Stage Manager has a lot of great features and even though I agree that the version released in iPadOS 16 was rough, iPadOS 17 has brought some very good improvements and it is a great multitasking tool. I don’t love it, I think the need for overlapping windows is unneeded since the iPad is its own thing and doesn’t need to be like a Mac. But it feels futuristic and can be helpful sometimes when you want to use more than one app and have them really close by.
I have not used Stage Manager on a 12.9-inch very much, so most of this is my experience on the smaller 11-inch. I am sure if I had the 12.9-inch it may be a different story, but regardless my main point is; that you don’t have to use it. The iPad has many ways to interact with it, and the reason you chose to jump on the iPad-Only life still exists somewhere in the OS. If you are ready for a change, then say that, but stop saying it is because the iPad is crap now, because it isn’t, it’s you.
The iPad’s Future
I don’t know what Apple has planned for the future of iPadOS, and as of right now, I don’t care. If Apple started removing features then I would care a lot, but Apple doesn’t do that. You can argue the poor rollout of Stage Manager is worrisome, why would Apple release something so buggy and clearly unfinished? I agree with that sentiment. But didn’t they correct that by addressing most of the issues in iPadOS 17?

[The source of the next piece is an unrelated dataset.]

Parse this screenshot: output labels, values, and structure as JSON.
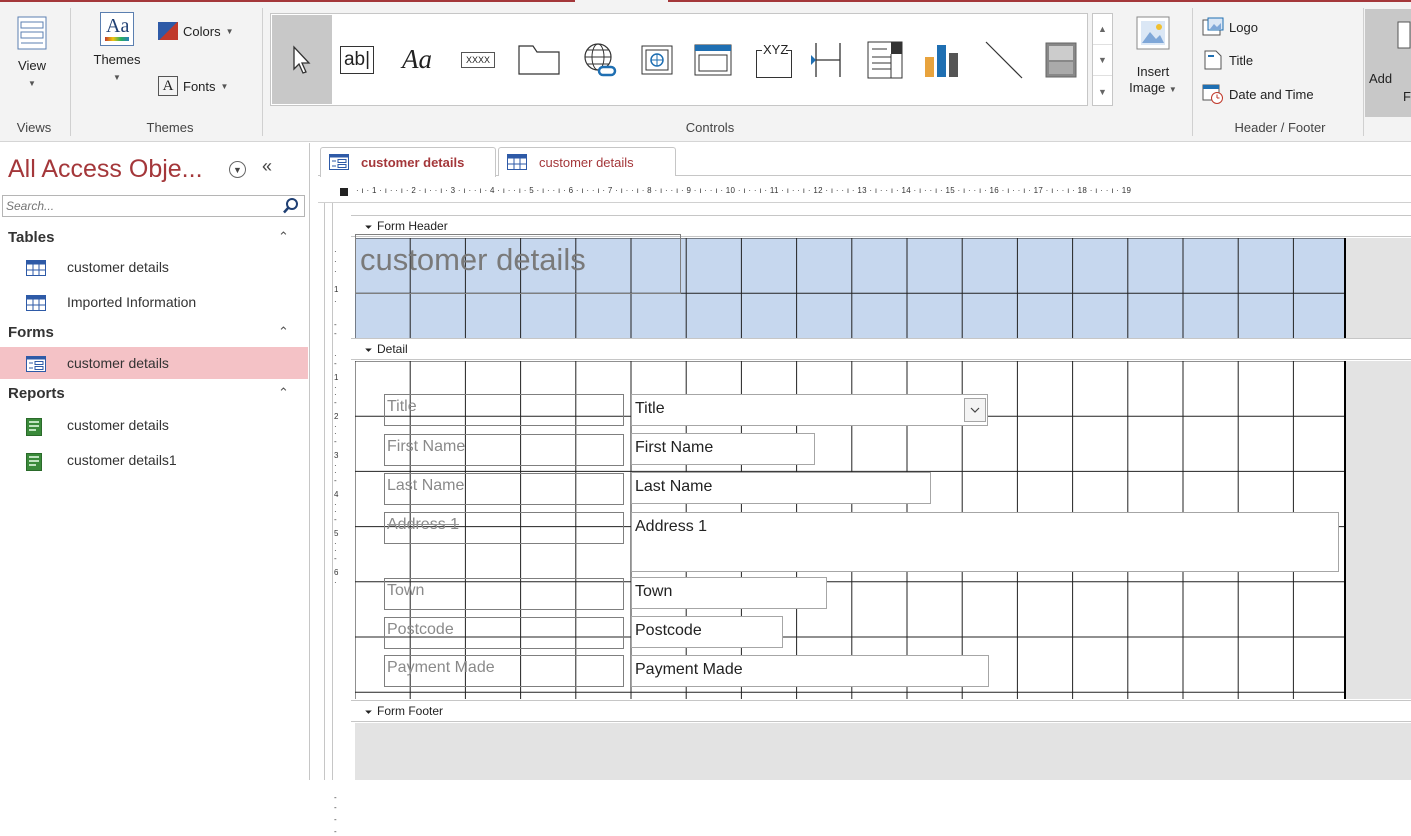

I think Apple needs to do something with the hardware of the iPad Pros especially. Does the line-up feel confusing with all the different overlapping iPad models? Sure, but I get why it is like that. Apple wants to try and hit a price point for everyone. Most customers don’t care about specs, display features, or port functionality. They care about colors, screen size, and storage space. Apple wants to have an option for everyone at every price so I get it.
But like I wrote about before, Apple needs to give some love to iPad Pro like they have been doing with the MacBook Pro. We need a new design, more ports, and a new Magic Keyboard. The thing is that I think Apple already has this planned in their roadmap. I am not going to threaten to leave the iPad if this doesn’t happen in a year or two, instead, I will appreciate the iPad I have now and upgrade to what is available if I need it. It is still the platform that I prefer right now, regardless of any imaginative versions of it that may come in the future.
What I am ultimately getting at, and as I summarize my thoughts, is that all of these people who are upset or annoyed that you didn’t get what you wanted with Apple’s releases of iPad or iPadOS are your problem, not Apple. Putting this much weight on a for-profit company to deliver your specific needs is just silly. If you love a certain product but want something new, just say that and move on. Stop blaming Apple and maybe start looking in the mirror at why you are getting so riled up over a huge company updating its products without removing anything that originally got you to love the product in the first place. Bottom line; grow up.